Leafsnap is an iPhone tree identification app. It works for trees when you have internet service, but you might want to carry some paper backup. Luckily, it’s free.

The Leafsnap iPhone app recognizes tree leaves from phone photos. It does a good job, but there are some limitations. You need to shoot a leaf against a white background, and it has to be a tree leaf. I tried it on some shrubs (Western Azalea and Fuchsia-Flowered Gooseberry), but they were not recognized. Yes, we have both of those in our back yard. Lovely plants.

Then I tried it on the mystery tree leaning over our fence from our neighbor’s yard. It has little cherry-like fruit and a simple, broad lanceolate leaf with a toothed edge. The app really wants you to shoot the leaf against a white background, which might take more than two hands. I had to download the high-resolution photos to definitively identify the tree. That was slow. And I took apart one of the fruits to check it against the photo of the pit for the final ID.

IMG 0721

Yes, I really believe that this tree is a Tea Crabapple. I even tasted the fruit, not all that flavorful, but a believable small crabapple. We might make some jam one of these years. And now we don’t have to worry about the dog eating them.
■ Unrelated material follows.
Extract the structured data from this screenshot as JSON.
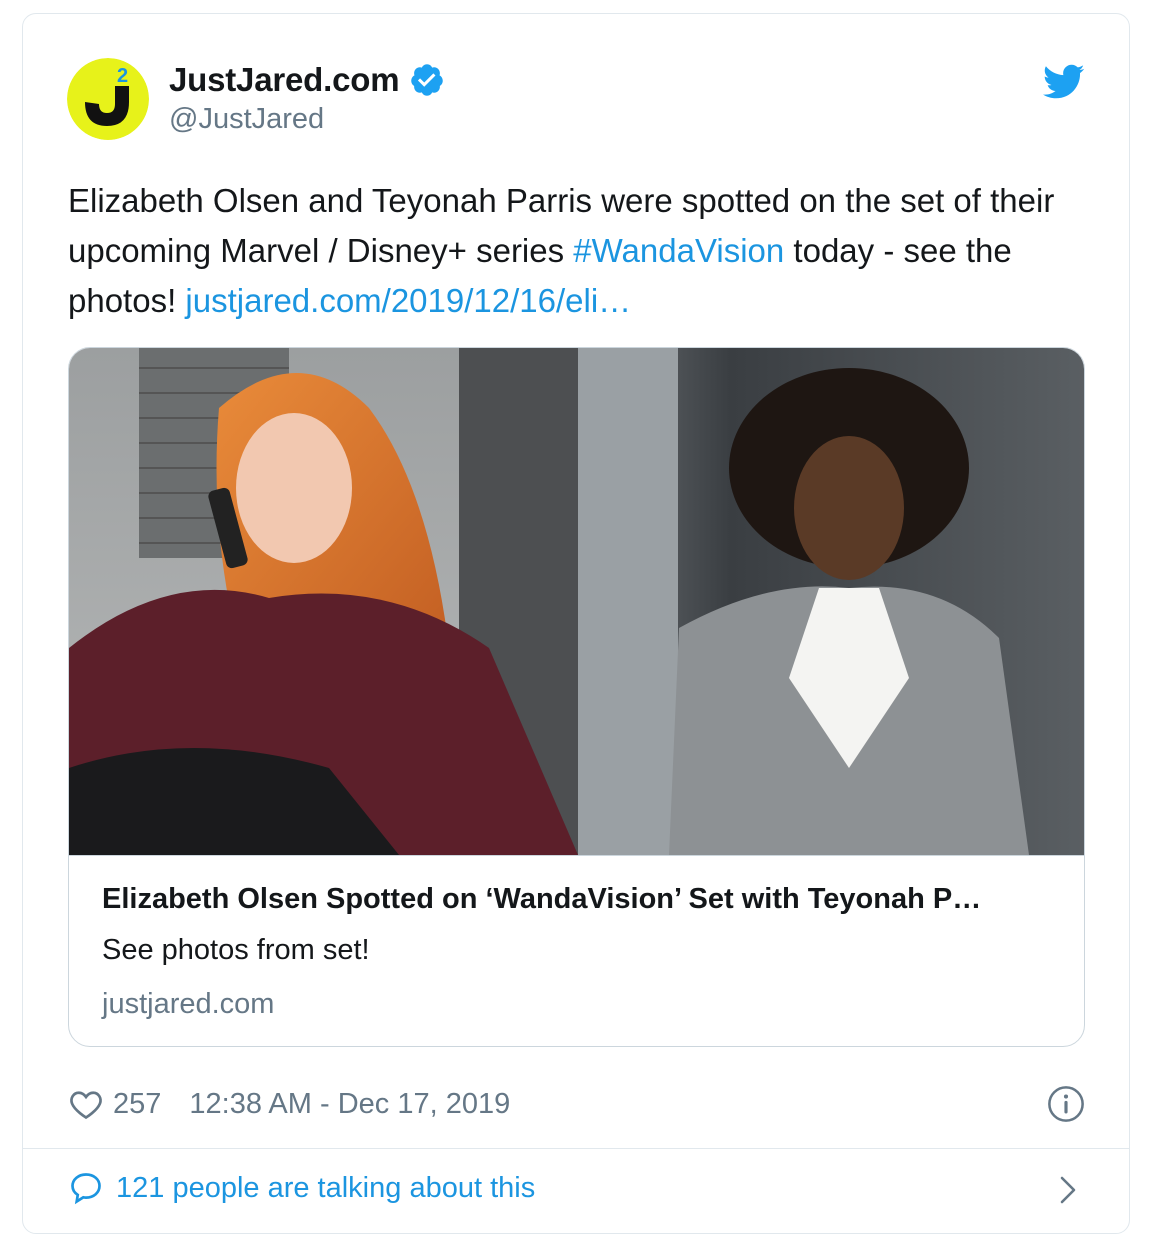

I’d give this a thumbs up for trees, if you have good internet connectivity. It isn’t a general purpose crutch for a plant-ignorant Scoutmaster, more something to check in the parking lot or at home after the hike. Tree coverage seems good, but it doesn’t cover shrubs.

If you want a quick ID on the trail, I’m still a fan of the Nature Study Guides, like the Pacific Coast Tree Finder and the rest of their books.

BSA Incident Reporting

I’m excited about the incident reporting that the BSA requires now, but there may be a few kinks to work out.

How are they going to handle the volume with paper reporting? Using the back of a virtual envelope, we have 40,000 troops and five reports/year from each one. That is 200,000 reports. They’ll be lucky to get a few thousand this year, but on-line reporting is a must.

Any “first aid” is a Marginal incident, which must be reported within five days. That means a report for every blister. With about 900,000 Scouts and Venturers, 100% reporting could mean a million reports per year.

Obviously, there will be massive under-reporting, so the BSA should do something to estimate the true rates. Perhaps a sampling survey, or at least a re-charter checkbox on whether you are participating in the incident reporting program.

Many of these reports are going to be injuries or illnesses (property damage is also reported), and that is personal medical information. I’m not a HIPAA expert, but I doubt that leaving names out of a report is sufficient anonymization to protect health information. The BSA needs to provide some guidance on this. Perhaps they could update the release on the annual health form to cover incident reporting.

A quarterly or yearly report would be wonderful. I’m sure that would give the PR department the willies, but it has to be better than the current ostrich approach.

This is a gold mine for outdoor safety studies. It might become the largest database of such data. NOLS Wilderness Medicine Institute has done some great work with their stats, so the BSA should partner with them.

Is this being piloted at Philmont? I’m sure the staff reports incidents that they know about, but I don’t see anything about crew reporting in the Council and Unit Planning Guide or the Guidebook to Adventure for the 2014 season.